Significant research output from the Institutes of the NIH has produced several health-related policies with national impact – RA 9288 or the “Newborn Screening Act” in 2004, RA 9709 or the “Universal Newborn Hearing Screening Act” in 2009, RA 10747 or the “Rare Disease Act” in 2016, and RA 11358 or the “National Vision Screening Act” in 2019. In addition, the NIH, together with other colleges of UP Manila, has crafted position papers and policy statements for the Senate and the House of Representatives and has participated actively in public hearings on health-related bills.

The NIH has also contributed to the country’s efforts to build on basic scientific research to create new therapies, medical procedures, or diagnostics. Fundamental research work done by scientists at the NIH is driven by their research outputs to not end in knowledge generation but in knowledge translation to reach even the most marginalized sectors of the country. For example, herbal medicine such as lagundi and sambong is not widely prescribed. Diagnostic kits for multi-infectious disease targets have provided affordable access to molecular-based technologies in areas deprived of advanced clinical laboratories for timely and life-saving infectious disease diagnostics such as dengue and leptospirosis. These advancements in technologies have led to the birth of the first University spin-off company of UP Manila, Manila HealthTek, Inc. to develop and scale up affordable molecular-based diagnostic kits for both communicable and non-communicable diseases for Filipinos and beyond. The RxBox is a multi-component program – biomedical device, electronic medical record system and telemedicine training, designed to provide better access to life-saving health care services in isolated and disadvantaged communities nationwide.

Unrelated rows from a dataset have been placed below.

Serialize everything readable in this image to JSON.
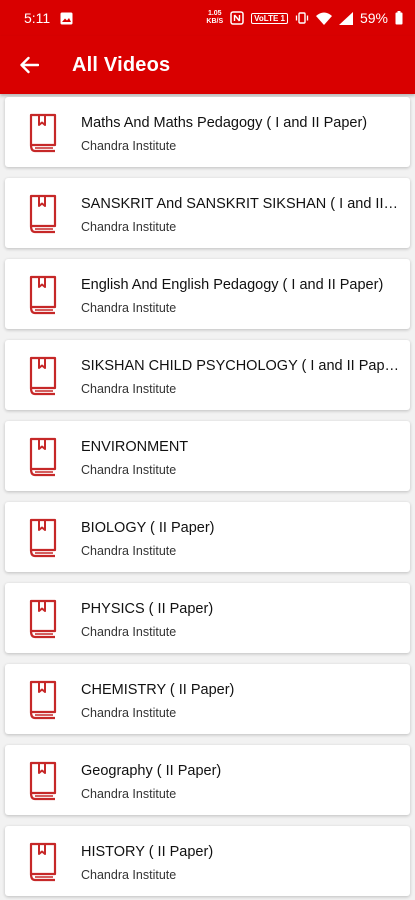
{
  "status_bar": {
    "time": "5:11",
    "net_speed_value": "1.05",
    "net_speed_unit": "KB/S",
    "volte": "VoLTE 1",
    "battery": "59%"
  },
  "app_bar": {
    "title": "All Videos",
    "back_icon": "arrow-left-icon"
  },
  "colors": {
    "accent": "#d90000",
    "icon": "#c62828"
  },
  "courses": [
    {
      "title": "Maths And Maths Pedagogy ( I and II Paper)",
      "subtitle": "Chandra Institute"
    },
    {
      "title": "SANSKRIT And SANSKRIT SIKSHAN ( I and II Paper)",
      "subtitle": "Chandra Institute"
    },
    {
      "title": "English And English Pedagogy ( I and II Paper)",
      "subtitle": "Chandra Institute"
    },
    {
      "title": "SIKSHAN CHILD PSYCHOLOGY ( I and II Paper)",
      "subtitle": "Chandra Institute"
    },
    {
      "title": "ENVIRONMENT",
      "subtitle": "Chandra Institute"
    },
    {
      "title": "BIOLOGY ( II Paper)",
      "subtitle": "Chandra Institute"
    },
    {
      "title": "PHYSICS ( II Paper)",
      "subtitle": "Chandra Institute"
    },
    {
      "title": "CHEMISTRY ( II Paper)",
      "subtitle": "Chandra Institute"
    },
    {
      "title": "Geography ( II Paper)",
      "subtitle": "Chandra Institute"
    },
    {
      "title": "HISTORY ( II Paper)",
      "subtitle": "Chandra Institute"
    }
  ]
}
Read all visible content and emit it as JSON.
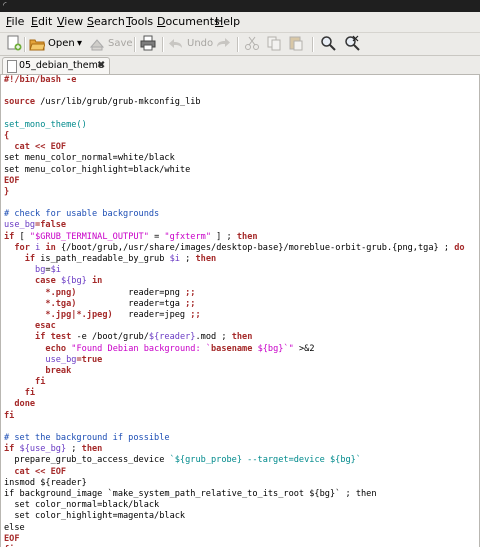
{
  "colors": {
    "keyword": "#a52a2a",
    "comment": "#1d4eb5",
    "string": "#c800c8",
    "variable": "#6a3bc4",
    "function": "#008a8c",
    "chrome": "#ecebe8"
  },
  "menubar": {
    "items": [
      {
        "u": "F",
        "rest": "ile"
      },
      {
        "u": "E",
        "rest": "dit"
      },
      {
        "u": "V",
        "rest": "iew"
      },
      {
        "u": "S",
        "rest": "earch"
      },
      {
        "u": "T",
        "rest": "ools"
      },
      {
        "u": "D",
        "rest": "ocuments"
      },
      {
        "u": "H",
        "rest": "elp"
      }
    ]
  },
  "toolbar": {
    "new_icon": "new-document-icon",
    "open_label": "Open",
    "save_label": "Save",
    "print_icon": "printer-icon",
    "undo_label": "Undo",
    "redo_icon": "redo-icon",
    "cut_icon": "scissors-icon",
    "copy_icon": "copy-icon",
    "paste_icon": "paste-icon",
    "find_icon": "magnifier-icon",
    "replace_icon": "find-replace-icon"
  },
  "tab": {
    "label": "05_debian_theme",
    "close": "✖"
  },
  "code_lines": [
    [
      {
        "t": "#!/bin/bash -e",
        "c": "kw"
      }
    ],
    [],
    [
      {
        "t": "source",
        "c": "kw"
      },
      {
        "t": " /usr/lib/grub/grub-mkconfig_lib"
      }
    ],
    [],
    [
      {
        "t": "set_mono_theme()",
        "c": "fn"
      }
    ],
    [
      {
        "t": "{",
        "c": "kw"
      }
    ],
    [
      {
        "t": "  "
      },
      {
        "t": "cat << EOF",
        "c": "kw"
      }
    ],
    [
      {
        "t": "set menu_color_normal=white/black"
      }
    ],
    [
      {
        "t": "set menu_color_highlight=black/white"
      }
    ],
    [
      {
        "t": "EOF",
        "c": "kw"
      }
    ],
    [
      {
        "t": "}",
        "c": "kw"
      }
    ],
    [],
    [
      {
        "t": "# check for usable backgrounds",
        "c": "cm"
      }
    ],
    [
      {
        "t": "use_bg",
        "c": "vr"
      },
      {
        "t": "=false",
        "c": "kw"
      }
    ],
    [
      {
        "t": "if",
        "c": "kw"
      },
      {
        "t": " [ "
      },
      {
        "t": "\"$GRUB_TERMINAL_OUTPUT\"",
        "c": "st"
      },
      {
        "t": " = "
      },
      {
        "t": "\"gfxterm\"",
        "c": "st"
      },
      {
        "t": " ] ; "
      },
      {
        "t": "then",
        "c": "kw"
      }
    ],
    [
      {
        "t": "  "
      },
      {
        "t": "for",
        "c": "kw"
      },
      {
        "t": " "
      },
      {
        "t": "i",
        "c": "vr"
      },
      {
        "t": " "
      },
      {
        "t": "in",
        "c": "kw"
      },
      {
        "t": " {/boot/grub,/usr/share/images/desktop-base}/moreblue-orbit-grub.{png,tga} ; "
      },
      {
        "t": "do",
        "c": "kw"
      }
    ],
    [
      {
        "t": "    "
      },
      {
        "t": "if",
        "c": "kw"
      },
      {
        "t": " is_path_readable_by_grub "
      },
      {
        "t": "$i",
        "c": "vr"
      },
      {
        "t": " ; "
      },
      {
        "t": "then",
        "c": "kw"
      }
    ],
    [
      {
        "t": "      "
      },
      {
        "t": "bg",
        "c": "vr"
      },
      {
        "t": "="
      },
      {
        "t": "$i",
        "c": "vr"
      }
    ],
    [
      {
        "t": "      "
      },
      {
        "t": "case",
        "c": "kw"
      },
      {
        "t": " "
      },
      {
        "t": "${bg}",
        "c": "vr"
      },
      {
        "t": " "
      },
      {
        "t": "in",
        "c": "kw"
      }
    ],
    [
      {
        "t": "        "
      },
      {
        "t": "*.png)",
        "c": "kw"
      },
      {
        "t": "          reader=png "
      },
      {
        "t": ";;",
        "c": "kw"
      }
    ],
    [
      {
        "t": "        "
      },
      {
        "t": "*.tga)",
        "c": "kw"
      },
      {
        "t": "          reader=tga "
      },
      {
        "t": ";;",
        "c": "kw"
      }
    ],
    [
      {
        "t": "        "
      },
      {
        "t": "*.jpg|*.jpeg)",
        "c": "kw"
      },
      {
        "t": "   reader=jpeg "
      },
      {
        "t": ";;",
        "c": "kw"
      }
    ],
    [
      {
        "t": "      "
      },
      {
        "t": "esac",
        "c": "kw"
      }
    ],
    [
      {
        "t": "      "
      },
      {
        "t": "if",
        "c": "kw"
      },
      {
        "t": " "
      },
      {
        "t": "test",
        "c": "kw"
      },
      {
        "t": " -e /boot/grub/"
      },
      {
        "t": "${reader}",
        "c": "vr"
      },
      {
        "t": ".mod ; "
      },
      {
        "t": "then",
        "c": "kw"
      }
    ],
    [
      {
        "t": "        "
      },
      {
        "t": "echo",
        "c": "kw"
      },
      {
        "t": " "
      },
      {
        "t": "\"Found Debian background: `",
        "c": "st"
      },
      {
        "t": "basename",
        "c": "kw"
      },
      {
        "t": " ${bg}`\"",
        "c": "st"
      },
      {
        "t": " >&2"
      }
    ],
    [
      {
        "t": "        "
      },
      {
        "t": "use_bg",
        "c": "vr"
      },
      {
        "t": "=true",
        "c": "kw"
      }
    ],
    [
      {
        "t": "        "
      },
      {
        "t": "break",
        "c": "kw"
      }
    ],
    [
      {
        "t": "      "
      },
      {
        "t": "fi",
        "c": "kw"
      }
    ],
    [
      {
        "t": "    "
      },
      {
        "t": "fi",
        "c": "kw"
      }
    ],
    [
      {
        "t": "  "
      },
      {
        "t": "done",
        "c": "kw"
      }
    ],
    [
      {
        "t": "fi",
        "c": "kw"
      }
    ],
    [],
    [
      {
        "t": "# set the background if possible",
        "c": "cm"
      }
    ],
    [
      {
        "t": "if",
        "c": "kw"
      },
      {
        "t": " "
      },
      {
        "t": "${use_bg}",
        "c": "vr"
      },
      {
        "t": " ; "
      },
      {
        "t": "then",
        "c": "kw"
      }
    ],
    [
      {
        "t": "  prepare_grub_to_access_device "
      },
      {
        "t": "`${grub_probe} --target=device ${bg}`",
        "c": "fn"
      }
    ],
    [
      {
        "t": "  "
      },
      {
        "t": "cat << EOF",
        "c": "kw"
      }
    ],
    [
      {
        "t": "insmod ${reader}"
      }
    ],
    [
      {
        "t": "if background_image `make_system_path_relative_to_its_root ${bg}` ; then"
      }
    ],
    [
      {
        "t": "  set color_normal=black/black"
      }
    ],
    [
      {
        "t": "  set color_highlight=magenta/black"
      }
    ],
    [
      {
        "t": "else"
      }
    ],
    [
      {
        "t": "EOF",
        "c": "kw"
      }
    ],
    [
      {
        "t": "fi",
        "c": "kw"
      }
    ]
  ]
}
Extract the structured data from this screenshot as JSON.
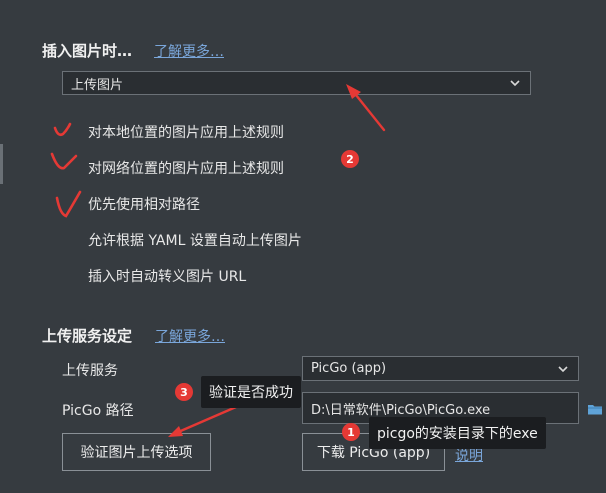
{
  "insert_section": {
    "title": "插入图片时…",
    "learn_more": "了解更多…",
    "action_select_value": "上传图片",
    "options": [
      "对本地位置的图片应用上述规则",
      "对网络位置的图片应用上述规则",
      "优先使用相对路径",
      "允许根据 YAML 设置自动上传图片",
      "插入时自动转义图片 URL"
    ]
  },
  "upload_section": {
    "title": "上传服务设定",
    "learn_more": "了解更多…",
    "service_label": "上传服务",
    "service_value": "PicGo (app)",
    "path_label": "PicGo 路径",
    "path_value": "D:\\日常软件\\PicGo\\PicGo.exe",
    "verify_button": "验证图片上传选项",
    "download_button": "下载 PicGo (app)",
    "explain_link": "说明"
  },
  "annotations": {
    "badge_1": "1",
    "badge_2": "2",
    "badge_3": "3",
    "tooltip_verify": "验证是否成功",
    "tooltip_exe": "picgo的安装目录下的exe"
  },
  "colors": {
    "background": "#363b40",
    "link": "#7aa6da",
    "annotation_red": "#e53935"
  },
  "icons": {
    "folder": "folder-icon",
    "chevron": "chevron-down-icon"
  }
}
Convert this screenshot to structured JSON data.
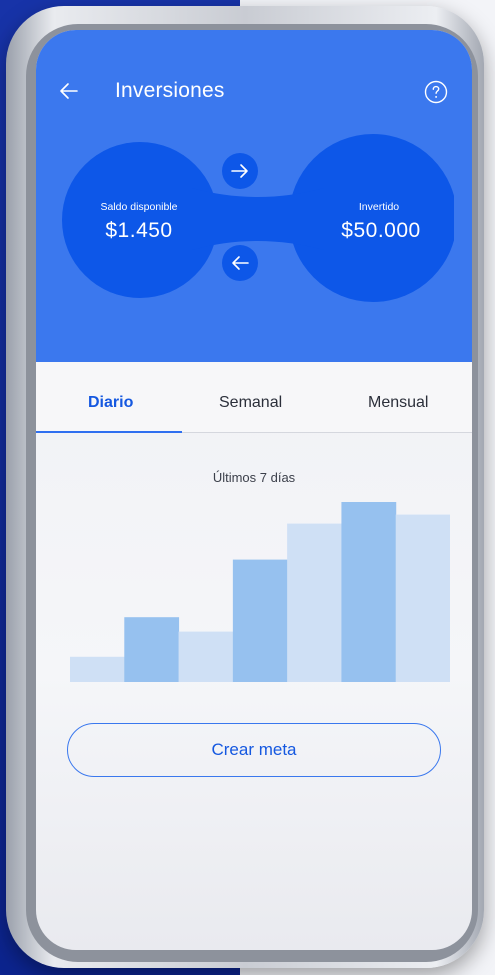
{
  "header": {
    "title": "Inversiones",
    "background_color": "#3b78ee",
    "back_icon": "arrow-left-icon",
    "help_icon": "question-circle-icon"
  },
  "balances": {
    "available": {
      "label": "Saldo disponible",
      "value": "$1.450"
    },
    "invested": {
      "label": "Invertido",
      "value": "$50.000"
    },
    "transfer_right_icon": "arrow-right-icon",
    "transfer_left_icon": "arrow-left-icon",
    "circle_color": "#0d57e8"
  },
  "tabs": [
    {
      "label": "Diario",
      "active": true
    },
    {
      "label": "Semanal",
      "active": false
    },
    {
      "label": "Mensual",
      "active": false
    }
  ],
  "chart": {
    "title": "Últimos 7 días"
  },
  "chart_data": {
    "type": "bar",
    "categories": [
      "",
      "",
      "",
      "",
      "",
      "",
      ""
    ],
    "values": [
      14,
      36,
      28,
      68,
      88,
      100,
      93
    ],
    "ylim": [
      0,
      100
    ],
    "grid": false,
    "bar_colors": [
      "#cfe0f5",
      "#96c1ef",
      "#cfe0f5",
      "#96c1ef",
      "#cfe0f5",
      "#96c1ef",
      "#cfe0f5"
    ]
  },
  "actions": {
    "create_goal_label": "Crear meta"
  }
}
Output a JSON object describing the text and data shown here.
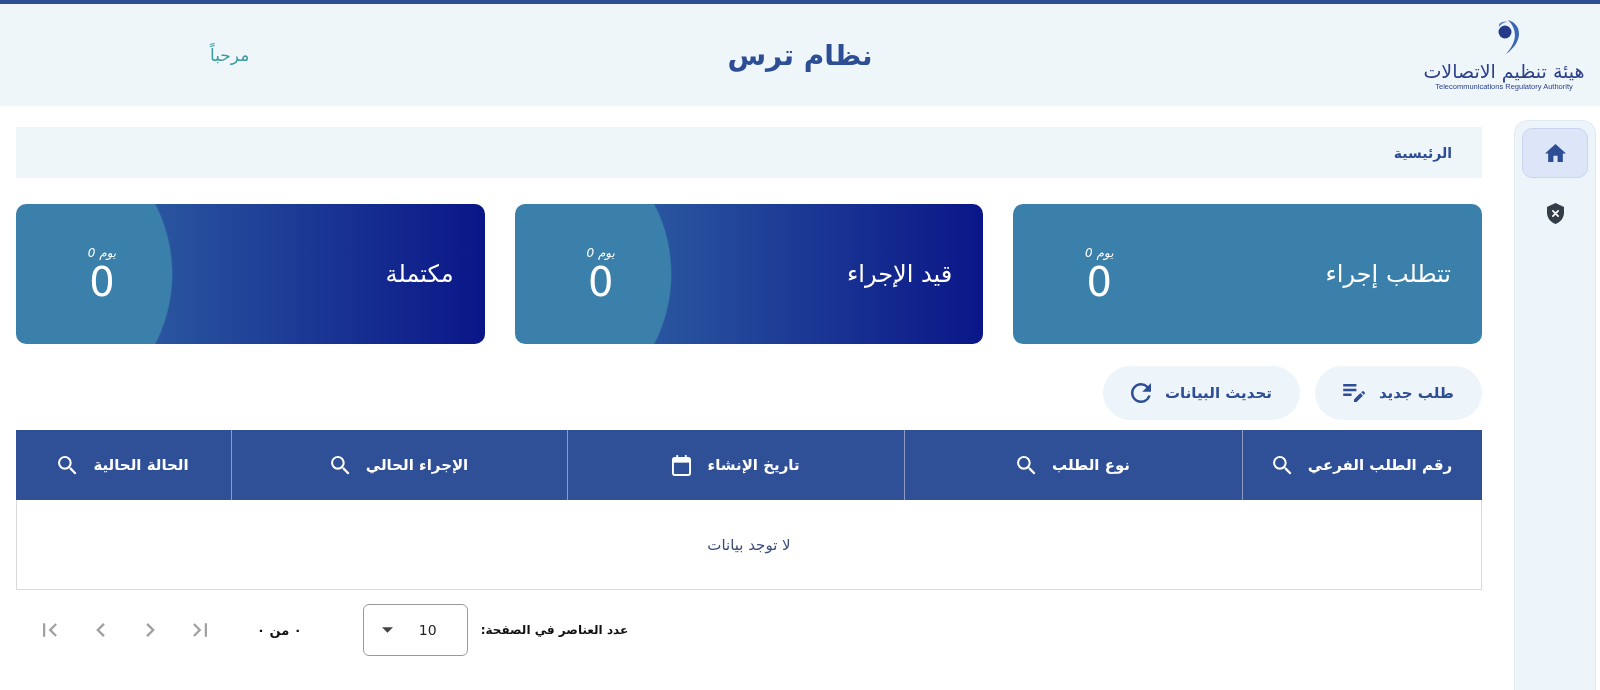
{
  "header": {
    "logo": {
      "arabic_name": "هيئة تنظيم الاتصالات",
      "english_name": "Telecommunications Regulatory Authority"
    },
    "title": "نظام ترس",
    "greeting": "مرحباً"
  },
  "sidebar": {
    "items": [
      {
        "kind": "home",
        "selected": true
      },
      {
        "kind": "blocked",
        "selected": false
      }
    ]
  },
  "breadcrumb": {
    "items": [
      {
        "label": "الرئيسية"
      }
    ]
  },
  "summary_cards": [
    {
      "kind": "solid",
      "title": "تتطلب إجراء",
      "days": "يوم 0",
      "count": "0"
    },
    {
      "kind": "gradient",
      "title": "قيد الإجراء",
      "days": "يوم 0",
      "count": "0"
    },
    {
      "kind": "gradient",
      "title": "مكتملة",
      "days": "يوم 0",
      "count": "0"
    }
  ],
  "actions": [
    {
      "kind": "new",
      "label": "طلب جديد"
    },
    {
      "kind": "refresh",
      "label": "تحديث البيانات"
    }
  ],
  "table": {
    "columns": [
      {
        "label": "رقم الطلب الفرعي",
        "kind": "text"
      },
      {
        "label": "نوع الطلب",
        "kind": "text"
      },
      {
        "label": "تاريخ الإنشاء",
        "kind": "date"
      },
      {
        "label": "الإجراء الحالي",
        "kind": "text"
      },
      {
        "label": "الحالة الحالية",
        "kind": "text"
      }
    ],
    "empty_message": "لا توجد بيانات"
  },
  "pagination": {
    "page_size_label": "عدد العناصر في الصفحة:",
    "page_size": "10",
    "range": "٠ من ٠",
    "buttons": [
      {
        "kind": "first",
        "disabled": true
      },
      {
        "kind": "previous",
        "disabled": true
      },
      {
        "kind": "next",
        "disabled": true
      },
      {
        "kind": "last",
        "disabled": true
      }
    ]
  }
}
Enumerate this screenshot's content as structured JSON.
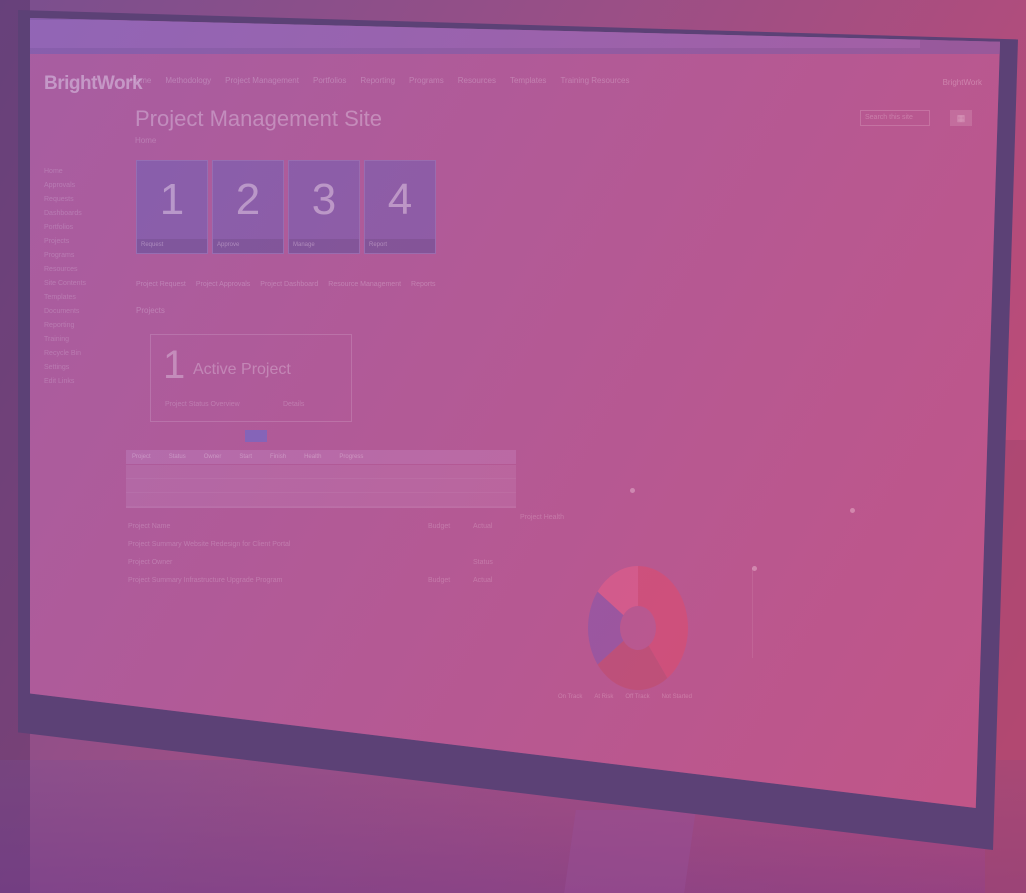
{
  "app": {
    "brand": "BrightWork",
    "user_menu": "BrightWork"
  },
  "nav": {
    "items": [
      "Home",
      "Methodology",
      "Project Management",
      "Portfolios",
      "Reporting",
      "Programs",
      "Resources",
      "Templates",
      "Training Resources"
    ]
  },
  "page": {
    "title": "Project Management Site",
    "breadcrumb": "Home",
    "filter_placeholder": "Search this site",
    "view_icon": "grid-icon"
  },
  "sidebar": {
    "items": [
      "Home",
      "Approvals",
      "Requests",
      "Dashboards",
      "Portfolios",
      "Projects",
      "Programs",
      "Resources",
      "Site Contents",
      "Templates",
      "Documents",
      "Reporting",
      "Training",
      "Recycle Bin",
      "Settings",
      "Edit Links"
    ]
  },
  "tiles": [
    {
      "number": "1",
      "caption": "Request"
    },
    {
      "number": "2",
      "caption": "Approve"
    },
    {
      "number": "3",
      "caption": "Manage"
    },
    {
      "number": "4",
      "caption": "Report"
    }
  ],
  "links": [
    "Project Request",
    "Project Approvals",
    "Project Dashboard",
    "Resource Management",
    "Reports"
  ],
  "summary": {
    "section_title": "Projects",
    "count": "1",
    "label": "Active Project",
    "sub_left": "Project Status Overview",
    "sub_right": "Details"
  },
  "table": {
    "tabs": [
      "Project",
      "Status",
      "Owner",
      "Start",
      "Finish",
      "Health",
      "Progress"
    ]
  },
  "list": {
    "items": [
      {
        "label": "Project Name",
        "amount1": "Budget",
        "amount2": "Actual"
      },
      {
        "label": "Project Summary  Website Redesign for Client Portal",
        "amount1": "",
        "amount2": ""
      },
      {
        "label": "Project Owner",
        "amount1": "",
        "amount2": "Status"
      },
      {
        "label": "Project Summary  Infrastructure Upgrade Program",
        "amount1": "Budget",
        "amount2": "Actual"
      }
    ]
  },
  "right_text": "Project Health",
  "chart_data": {
    "type": "pie",
    "categories": [
      "On Track",
      "At Risk",
      "Off Track",
      "Not Started"
    ],
    "values": [
      40,
      25,
      20,
      15
    ],
    "colors": [
      "#d64d6f",
      "#b94d6a",
      "#7d58ad",
      "#e0608a"
    ]
  },
  "legend": {
    "items": [
      "On Track",
      "At Risk",
      "Off Track",
      "Not Started"
    ]
  }
}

Other significant contributions of the NIH are as follows: National Objectives for Health, National Unified Health Research Agenda, Vaccine Effectiveness Trials: Dengue Vaccine, COVID vaccines, Telemedicine Practice Guidelines, Physicians’ Act of 2020: Philippine National eHealth System of Services Act, FIT for FRAIL: Focused Interventions for Frail Older Adults Research and Development Program, Dementia Tool Kit, National Cochlear Implant Program, and Precision Medicine Initiatives for Cardiovascular Disease and Diabetes.